INTERVIEW: Killing Heidi still killing it years later
NOSTALGIA was in the air at the Harvey Road Tavern's Hotter than Hell festival on Saturday - but it might have been strongest during Killing Heidi's blistering set.
The Observer journalist Andrew Thorpe sat down with brother and sister duo Ella and Jesse Hooper after the show to chat about the industry, the band's future and their time at the top.
First of all, I want to say thank you - I used to tape Rage in 1999/2000 then make mixtapes and sell them at school. Mascara was always a good seller!
Ella Hooper: Clever man.
Jesse Hooper: We love a good bootlegger!
You mentioned onstage nostalgia was something you've come to grow into.
EH: Yes. Maybe that just means we're old.
Is there a reason these bands that were at the top of the charts 20 years ago still bring a huge crowd like this?
EH: I'm going to go on the record and say I don't know that that will be the case for today's chart-toppers.
JH: The way people consume music has changed a lot. There's a much more disposable band scene.
EH: It's churn and burn.
JH: There's still some great bands, but it's the songs as well. At that time there was no streaming, there was more attachment to recorded music.
EH: You had to own (the songs) more because they were an investment. It wasn't just a click - in the 90s you spent $30 on an album so you thought 'Yeah I'm going to really listen to this'.
It was a big decision, which album to buy.

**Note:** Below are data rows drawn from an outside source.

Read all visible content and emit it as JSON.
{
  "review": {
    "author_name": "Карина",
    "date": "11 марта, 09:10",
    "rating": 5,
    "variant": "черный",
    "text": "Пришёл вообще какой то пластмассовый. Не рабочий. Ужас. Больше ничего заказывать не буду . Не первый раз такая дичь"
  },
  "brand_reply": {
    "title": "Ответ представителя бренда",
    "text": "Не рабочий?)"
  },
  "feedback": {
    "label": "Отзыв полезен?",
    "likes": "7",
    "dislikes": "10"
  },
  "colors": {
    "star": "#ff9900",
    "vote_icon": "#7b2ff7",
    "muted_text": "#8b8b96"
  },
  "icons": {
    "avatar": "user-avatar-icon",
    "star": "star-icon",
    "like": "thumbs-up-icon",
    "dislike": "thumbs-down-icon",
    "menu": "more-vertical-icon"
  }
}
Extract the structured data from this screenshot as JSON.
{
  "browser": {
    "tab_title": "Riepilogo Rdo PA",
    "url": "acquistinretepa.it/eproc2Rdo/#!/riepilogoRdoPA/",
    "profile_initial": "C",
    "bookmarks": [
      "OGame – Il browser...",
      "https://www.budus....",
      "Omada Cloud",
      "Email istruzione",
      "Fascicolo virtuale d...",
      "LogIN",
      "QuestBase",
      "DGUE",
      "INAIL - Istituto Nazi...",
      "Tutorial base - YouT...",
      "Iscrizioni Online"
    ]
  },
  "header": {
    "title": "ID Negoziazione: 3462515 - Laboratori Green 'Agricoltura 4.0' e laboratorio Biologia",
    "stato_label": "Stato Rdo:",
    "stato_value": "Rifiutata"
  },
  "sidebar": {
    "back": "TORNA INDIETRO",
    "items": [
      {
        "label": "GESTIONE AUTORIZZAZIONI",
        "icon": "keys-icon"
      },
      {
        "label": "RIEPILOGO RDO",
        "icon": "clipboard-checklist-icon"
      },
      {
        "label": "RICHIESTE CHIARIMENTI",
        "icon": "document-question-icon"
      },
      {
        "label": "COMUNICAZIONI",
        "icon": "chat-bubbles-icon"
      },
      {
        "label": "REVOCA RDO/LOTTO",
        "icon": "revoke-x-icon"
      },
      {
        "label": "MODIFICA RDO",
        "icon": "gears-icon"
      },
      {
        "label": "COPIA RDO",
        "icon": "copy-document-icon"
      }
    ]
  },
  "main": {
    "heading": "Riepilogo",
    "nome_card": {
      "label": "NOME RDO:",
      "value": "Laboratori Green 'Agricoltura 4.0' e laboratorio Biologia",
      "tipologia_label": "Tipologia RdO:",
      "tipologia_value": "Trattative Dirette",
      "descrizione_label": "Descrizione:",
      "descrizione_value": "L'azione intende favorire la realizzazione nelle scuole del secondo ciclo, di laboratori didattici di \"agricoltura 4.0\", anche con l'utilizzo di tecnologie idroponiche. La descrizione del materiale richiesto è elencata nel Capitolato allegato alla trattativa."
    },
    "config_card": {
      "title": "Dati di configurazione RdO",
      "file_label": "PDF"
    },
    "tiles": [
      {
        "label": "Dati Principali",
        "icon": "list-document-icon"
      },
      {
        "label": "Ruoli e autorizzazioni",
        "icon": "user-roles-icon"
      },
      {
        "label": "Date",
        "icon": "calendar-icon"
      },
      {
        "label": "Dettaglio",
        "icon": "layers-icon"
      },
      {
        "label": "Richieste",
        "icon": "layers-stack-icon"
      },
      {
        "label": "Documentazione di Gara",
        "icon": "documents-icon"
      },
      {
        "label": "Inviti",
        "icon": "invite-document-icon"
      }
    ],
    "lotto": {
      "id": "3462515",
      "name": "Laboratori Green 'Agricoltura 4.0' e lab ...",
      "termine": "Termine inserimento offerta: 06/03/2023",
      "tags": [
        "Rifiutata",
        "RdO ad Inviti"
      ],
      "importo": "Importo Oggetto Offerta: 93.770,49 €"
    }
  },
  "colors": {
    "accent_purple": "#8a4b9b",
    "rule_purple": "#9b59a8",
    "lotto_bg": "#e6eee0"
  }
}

EH: It was a big decision, and we all tried to make that decision worthwhile. We tried to give it everything.
Had you played Gladstone before this evening?
EH: I don't think so. We've been everywhere else but Gladstone. So we're ticking it off the bucket list.
JH: It was a really great vibe today, it was really fun.
You did say we might not see you again for a while.
EH: This is just a reunion, this is not a reformation. So we love being back together after all these years, but there are no plans for new music or to take it further. It will end at some point.
JH: We've ended it before and it will end again.
I knew Ella was 14 when it started, but what I didn't realise was Jesse, you were two years older.
EH: He was only 16.
JH: On Reflector I would have been 18 or 19.
But behind those fluoro pink dreadlocks...
EH: There was a kid under there! Absolutely.
Starting that early, it might have fallen off the rails - what kept the two of you on track?
JH: We just had a ten year break so I think that's the heart of it... I think that's why we're so excited and enjoying it, we haven't done it for a long time. We might put it back on ice so that maybe when we do it it still has a real fun vibe.
EH: Creativity and music is very mercurial, and it's very sensitive, and you have to listen what it wants. Some people think we broke up really early, we had a good thing going, but to us it was the right thing to do at the time, and we reformed ten years later and soon we'll give it a rest again.
JH: We still do some shows where it's euphoric, exciting, rejuvenating, like 'Let's do more' - and then we have a couple where it's like 'You know what - is my heart still in it?' So you've got to go with your gut.
What did Neil Young tell Pearl Jam? Learn when to say no?
EH: And he also said: It's better to buuurn out than to faaaade awaaay!